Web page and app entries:

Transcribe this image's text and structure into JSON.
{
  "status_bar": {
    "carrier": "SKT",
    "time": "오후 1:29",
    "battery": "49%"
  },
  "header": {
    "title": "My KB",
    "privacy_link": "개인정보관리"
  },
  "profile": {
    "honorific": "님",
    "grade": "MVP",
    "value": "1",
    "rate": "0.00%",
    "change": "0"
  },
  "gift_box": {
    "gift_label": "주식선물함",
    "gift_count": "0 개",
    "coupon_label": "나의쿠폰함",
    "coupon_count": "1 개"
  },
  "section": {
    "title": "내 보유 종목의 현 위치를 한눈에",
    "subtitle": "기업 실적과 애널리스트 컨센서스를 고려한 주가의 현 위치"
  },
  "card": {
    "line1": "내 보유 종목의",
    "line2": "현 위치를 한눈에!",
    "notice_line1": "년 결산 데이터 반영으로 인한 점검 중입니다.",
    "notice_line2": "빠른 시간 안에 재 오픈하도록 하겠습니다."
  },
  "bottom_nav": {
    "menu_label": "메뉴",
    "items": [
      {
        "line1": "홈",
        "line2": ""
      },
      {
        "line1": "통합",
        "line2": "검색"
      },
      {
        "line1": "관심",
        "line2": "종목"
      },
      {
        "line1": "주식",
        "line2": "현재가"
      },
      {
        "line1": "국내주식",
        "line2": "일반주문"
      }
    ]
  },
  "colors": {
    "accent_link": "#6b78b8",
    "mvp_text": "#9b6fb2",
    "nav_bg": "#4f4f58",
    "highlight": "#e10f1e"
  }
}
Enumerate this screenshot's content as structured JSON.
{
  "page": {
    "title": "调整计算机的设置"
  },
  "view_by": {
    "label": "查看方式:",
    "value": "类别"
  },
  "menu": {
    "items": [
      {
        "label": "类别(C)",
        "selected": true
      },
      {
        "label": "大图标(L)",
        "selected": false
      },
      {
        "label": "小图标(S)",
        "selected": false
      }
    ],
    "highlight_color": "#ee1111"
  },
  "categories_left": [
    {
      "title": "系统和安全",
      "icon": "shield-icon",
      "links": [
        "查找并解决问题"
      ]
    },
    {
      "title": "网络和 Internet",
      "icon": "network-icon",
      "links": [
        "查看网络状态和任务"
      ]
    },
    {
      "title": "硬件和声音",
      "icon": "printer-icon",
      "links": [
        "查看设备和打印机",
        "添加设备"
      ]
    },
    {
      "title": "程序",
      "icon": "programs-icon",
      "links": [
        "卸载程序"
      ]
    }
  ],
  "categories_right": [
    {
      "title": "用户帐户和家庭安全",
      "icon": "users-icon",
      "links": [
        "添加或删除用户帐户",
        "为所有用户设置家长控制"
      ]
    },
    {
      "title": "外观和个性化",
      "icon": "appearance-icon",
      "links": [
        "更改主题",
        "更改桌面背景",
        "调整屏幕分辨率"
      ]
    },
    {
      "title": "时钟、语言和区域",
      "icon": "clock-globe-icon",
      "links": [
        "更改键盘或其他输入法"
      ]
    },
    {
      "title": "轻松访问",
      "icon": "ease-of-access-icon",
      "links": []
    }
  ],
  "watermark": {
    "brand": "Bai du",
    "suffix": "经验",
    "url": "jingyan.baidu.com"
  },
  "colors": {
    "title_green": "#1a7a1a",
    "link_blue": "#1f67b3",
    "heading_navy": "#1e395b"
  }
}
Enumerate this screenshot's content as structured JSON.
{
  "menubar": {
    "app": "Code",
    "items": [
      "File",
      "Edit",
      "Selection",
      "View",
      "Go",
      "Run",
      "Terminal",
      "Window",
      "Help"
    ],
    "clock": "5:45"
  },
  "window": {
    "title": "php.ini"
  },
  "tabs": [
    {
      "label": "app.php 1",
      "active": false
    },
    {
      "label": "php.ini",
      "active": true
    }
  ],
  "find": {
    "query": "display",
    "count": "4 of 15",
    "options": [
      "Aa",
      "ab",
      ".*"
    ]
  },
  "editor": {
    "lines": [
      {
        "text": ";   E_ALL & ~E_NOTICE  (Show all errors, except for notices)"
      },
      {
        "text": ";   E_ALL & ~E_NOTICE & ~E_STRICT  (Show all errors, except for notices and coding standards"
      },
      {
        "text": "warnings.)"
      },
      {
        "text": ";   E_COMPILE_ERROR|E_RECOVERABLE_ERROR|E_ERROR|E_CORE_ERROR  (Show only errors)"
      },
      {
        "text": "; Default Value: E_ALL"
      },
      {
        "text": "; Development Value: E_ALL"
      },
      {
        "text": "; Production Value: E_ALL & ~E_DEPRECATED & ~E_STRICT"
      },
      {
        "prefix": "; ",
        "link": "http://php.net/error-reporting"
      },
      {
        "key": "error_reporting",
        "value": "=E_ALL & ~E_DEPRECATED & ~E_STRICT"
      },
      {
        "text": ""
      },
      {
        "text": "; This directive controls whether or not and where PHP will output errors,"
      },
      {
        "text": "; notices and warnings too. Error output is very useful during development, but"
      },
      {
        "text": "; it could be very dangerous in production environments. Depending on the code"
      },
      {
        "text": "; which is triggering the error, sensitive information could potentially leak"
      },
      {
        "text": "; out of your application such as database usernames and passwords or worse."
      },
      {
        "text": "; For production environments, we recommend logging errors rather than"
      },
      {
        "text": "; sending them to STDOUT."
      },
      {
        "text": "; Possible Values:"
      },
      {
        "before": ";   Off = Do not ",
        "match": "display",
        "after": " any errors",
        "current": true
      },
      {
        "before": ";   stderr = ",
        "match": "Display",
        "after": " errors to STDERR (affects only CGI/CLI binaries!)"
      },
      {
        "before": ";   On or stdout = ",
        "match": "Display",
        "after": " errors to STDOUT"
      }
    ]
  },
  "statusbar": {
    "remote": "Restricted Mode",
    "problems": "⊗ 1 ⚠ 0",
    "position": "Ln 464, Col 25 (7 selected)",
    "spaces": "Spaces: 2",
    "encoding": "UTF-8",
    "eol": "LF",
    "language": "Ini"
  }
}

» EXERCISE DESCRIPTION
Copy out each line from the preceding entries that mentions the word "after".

» RESPONSE
        "after": " any errors",
        "after": " errors to STDERR (affects only CGI/CLI binaries!)"
        "after": " errors to STDOUT"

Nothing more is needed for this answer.